Censorship is a Prerequisite for Marxist Peace
Suppression of opposing “opinions, actions, and movements” is a prerequisite to the freedom he envisioned. And his notions here have been adopted across the United States. As a result, the remaining conservatives have been steadily losing the struggle for real tolerance and academic freedoms in favor of “political correctness” and activism by professors.
Ward Churchill was one of many hundreds of like-minded professors pursuing this new “revolutionary tolerance. And in Berkeley, where that Rule APM 0-10 above held sway and demanded an impartial handling of the truth, the Berkeley Senate voted to get rid of it, in 2003. Activism in the classroom is not merely accepted, it is actively encouraged.
Much more about this background is visible in David Horowitz’s “The Professors”: I recommend it. Here’s a link to a critique’s response.
A New Disagreement
There’s a gigantic danger here for freedom, and even the Left is not immune to its effects. It arises from the notion discussed here at length, that “tolerance,” as the Left sees it, involves censoring those who disagree with you because they are not “progressive” in their views of promoting a Marxist global peace.
But when you declare intolerance of points that disagree with you, this does not sit neatly across the left-right divide. It seems Marcuse didn’t quite anticipate this. He explicitly called for repression of violence and speech based on political position, and support of violence and speech if you were on the Left: “Liberating tolerance, then, would mean intolerance against movements from the Right and toleration of movements from the Left.”

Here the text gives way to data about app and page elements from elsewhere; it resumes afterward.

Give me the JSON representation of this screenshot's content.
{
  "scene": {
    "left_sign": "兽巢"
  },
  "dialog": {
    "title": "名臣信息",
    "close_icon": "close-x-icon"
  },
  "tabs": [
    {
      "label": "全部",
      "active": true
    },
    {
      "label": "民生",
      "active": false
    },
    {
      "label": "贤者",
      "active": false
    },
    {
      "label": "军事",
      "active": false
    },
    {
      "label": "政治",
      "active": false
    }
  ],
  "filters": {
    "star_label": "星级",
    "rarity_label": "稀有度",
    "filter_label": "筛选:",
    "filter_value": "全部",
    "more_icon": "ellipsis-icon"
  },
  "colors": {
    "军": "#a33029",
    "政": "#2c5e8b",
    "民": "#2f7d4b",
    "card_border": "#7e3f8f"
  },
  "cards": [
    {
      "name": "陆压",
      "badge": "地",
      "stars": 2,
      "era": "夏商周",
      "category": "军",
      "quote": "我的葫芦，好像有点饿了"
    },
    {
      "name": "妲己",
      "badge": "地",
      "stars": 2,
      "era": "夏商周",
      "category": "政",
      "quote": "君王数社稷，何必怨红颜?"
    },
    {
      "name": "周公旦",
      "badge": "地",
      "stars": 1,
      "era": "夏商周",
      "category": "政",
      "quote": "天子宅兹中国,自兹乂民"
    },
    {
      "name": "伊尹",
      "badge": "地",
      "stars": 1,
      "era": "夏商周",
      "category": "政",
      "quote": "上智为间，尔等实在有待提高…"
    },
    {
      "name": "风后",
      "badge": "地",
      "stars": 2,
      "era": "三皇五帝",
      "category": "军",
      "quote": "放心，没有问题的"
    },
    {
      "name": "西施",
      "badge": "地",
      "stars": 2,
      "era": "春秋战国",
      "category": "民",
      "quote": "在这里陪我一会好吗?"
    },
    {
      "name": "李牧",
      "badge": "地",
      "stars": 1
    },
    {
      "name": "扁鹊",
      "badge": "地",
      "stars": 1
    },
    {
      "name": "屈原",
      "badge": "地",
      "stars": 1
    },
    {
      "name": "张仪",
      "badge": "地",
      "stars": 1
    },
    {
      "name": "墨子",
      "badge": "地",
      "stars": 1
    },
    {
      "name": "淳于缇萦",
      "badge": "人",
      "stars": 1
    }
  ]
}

What’s the trouble? The diversity that the Left does not like at all: Diversity of opinion. On the left, and on the right, there are many points of view — and the de facto practice of intolerance can irritate others who are nominally on your own side.
So it is that a recent incident, where the leftist leaders of the City of San Francisco have attempted to shut down the communications of leftist protesters, has ignited a war that seems likely to be interesting to watch, at least.
Edit: Herbert Marcuse showed up in this Day by Day cartoon from several weeks ago:
===|==============/ Keith DeHavelle